For gold in the women’s pairs bowls over in Victoria Park.
England are currently 6-2 up after four ends. Can they hold on?
The first big event of the day is about to get under way
It’s the first of the women’s netball semi-finals. The impressive Jamaicans, who shocked Australia 57-55 to top their pool, are facing New Zealand.
Later England face old foes Australia.
Wightman going for back-to-back 1,500m golds
Hello and welcome to Telegraph Sport’s coverage of day nine of the Commonwealth Games in Birmingham.
With the action drawing to a close there remains several medals to hand out and today will see what’s likely to be some great entertainment on the tracks, fields and pitches of England’s second city.
The highlights of today include several finals on the track.
In the men’s 1,500 Scotland’s Jake Wightman will be looking to back up his World Championship gold with another at the Alexandra Stadium. He’s the favourite for this race and is doubtless keen to improve on his bronze from the Gold Coast four years ago. Also going in that race are his compatriots Josh Kerr and Neil Gourley, and for England Elliot Giles and Matthew Stonier will carry the home hopes.
Wightman’s father and coach Geoff will again be on commentary duties as the English-born but Edinburgh-raised star targets gold for Scotland. That race is one to watch over your lunch with a 1.10 start time.
In the evening Laura Muir and Keely Hodgkinson goes in the women’s 800m final, looking to make it a double gold for Scotland in middle distance (depending on how Wightman does earlier…), Zharnel Hughes runs for England in the men’s 200m final, and Beth Dobbin will carry the hopes of Scotland in the women’s 200m.
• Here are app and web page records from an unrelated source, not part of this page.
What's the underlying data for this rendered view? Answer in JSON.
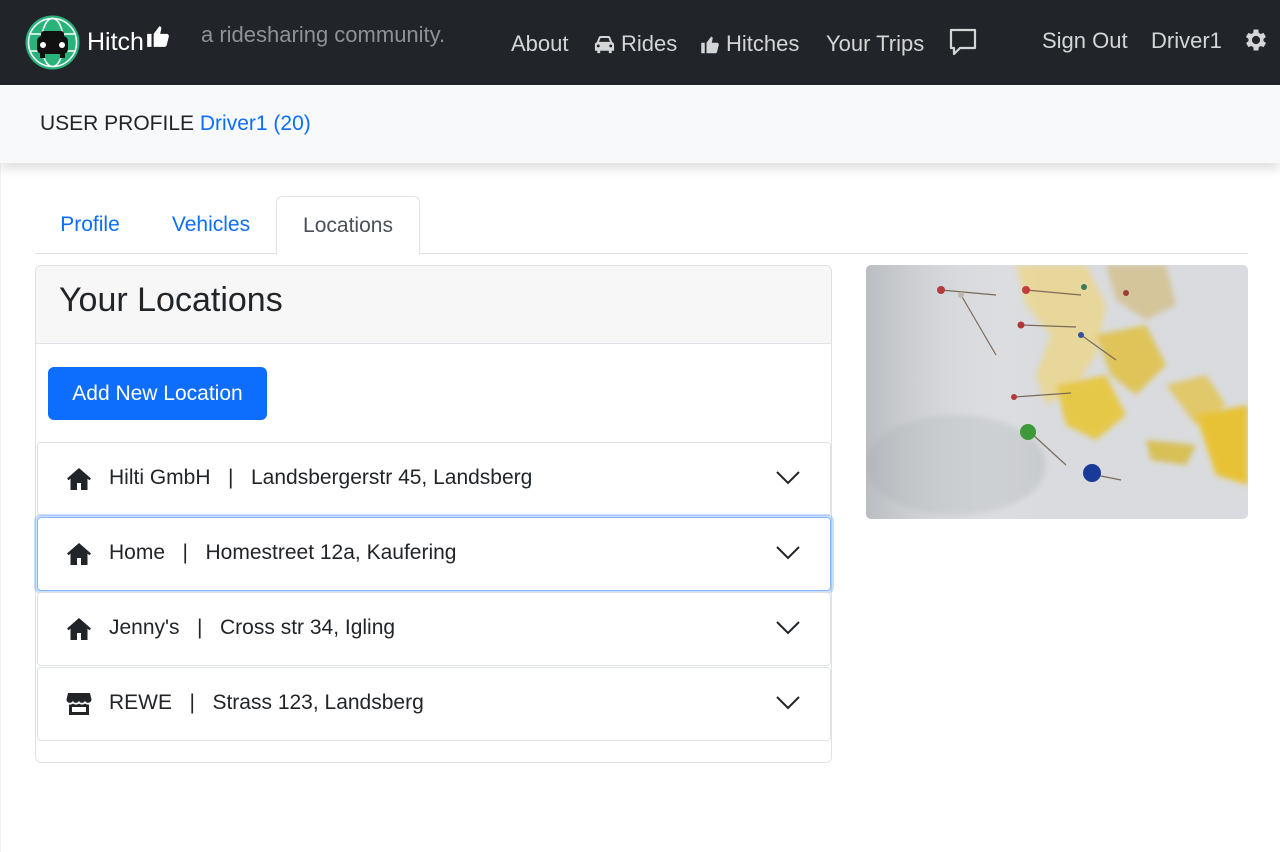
{
  "brand": {
    "name": "Hitch",
    "tagline": "a ridesharing community."
  },
  "nav": {
    "about": "About",
    "rides": "Rides",
    "hitches": "Hitches",
    "trips": "Your Trips",
    "sign_out": "Sign Out",
    "username": "Driver1",
    "icons": [
      "car-icon",
      "thumbs-up-icon",
      "chat-icon",
      "gear-icon"
    ]
  },
  "profile": {
    "label": "USER PROFILE",
    "user": "Driver1 (20)"
  },
  "tabs": [
    {
      "label": "Profile",
      "active": false
    },
    {
      "label": "Vehicles",
      "active": false
    },
    {
      "label": "Locations",
      "active": true
    }
  ],
  "locations_card": {
    "title": "Your Locations",
    "add_button": "Add New Location",
    "items": [
      {
        "name": "Hilti GmbH",
        "address": "Landsbergerstr 45, Landsberg",
        "icon": "home-icon",
        "active": false
      },
      {
        "name": "Home",
        "address": "Homestreet 12a, Kaufering",
        "icon": "home-icon",
        "active": true
      },
      {
        "name": "Jenny's",
        "address": "Cross str 34, Igling",
        "icon": "home-icon",
        "active": false
      },
      {
        "name": "REWE",
        "address": "Strass 123, Landsberg",
        "icon": "store-icon",
        "active": false
      }
    ]
  },
  "colors": {
    "navbar": "#212529",
    "accent": "#0d6efd",
    "brand_green": "#2ab27b"
  }
}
On top of all that there’s the T20 semi-finals, the men’s hockey semis and the final of the men’s lawn bowls. Northern Ireland’s Gary Kelly faces Malaysia’s Fairul Izwan Abd Muin in the first semi, with Scotland’s Ian McLean facing Australia’s Aaron Wilson in the other.
All this on a day after history was made when Scotland’s George Miller became the oldest gold medallist in the history of the Games when Scotland beat Wales in the B2/B3 mixed pairs bowls.
The 75-year-old Miller is director for visually impaired bowler Melanie Innes, who along with Robert Barr and his lead director Sarah Jane beat Wales 16-9 in the final at Victoria Park, Lymington Spa.
“A year ago I never dreamed of being here. I got a phone call, and nearly fell off my chair to be honest. Here we are – where are we going to go from here?” Miller told the BBC.
“Bowls is easier for older people but any sport … walking football, rugby, you name it. Get out there and exercise, play games, and compete. It’s brilliant whatever age you are.”
Miller took the record as oldest gold medallist from Rosemary Lenton, also from Scotland, who at 72 won gold in the Para women’s pairs bowls last Wednesday.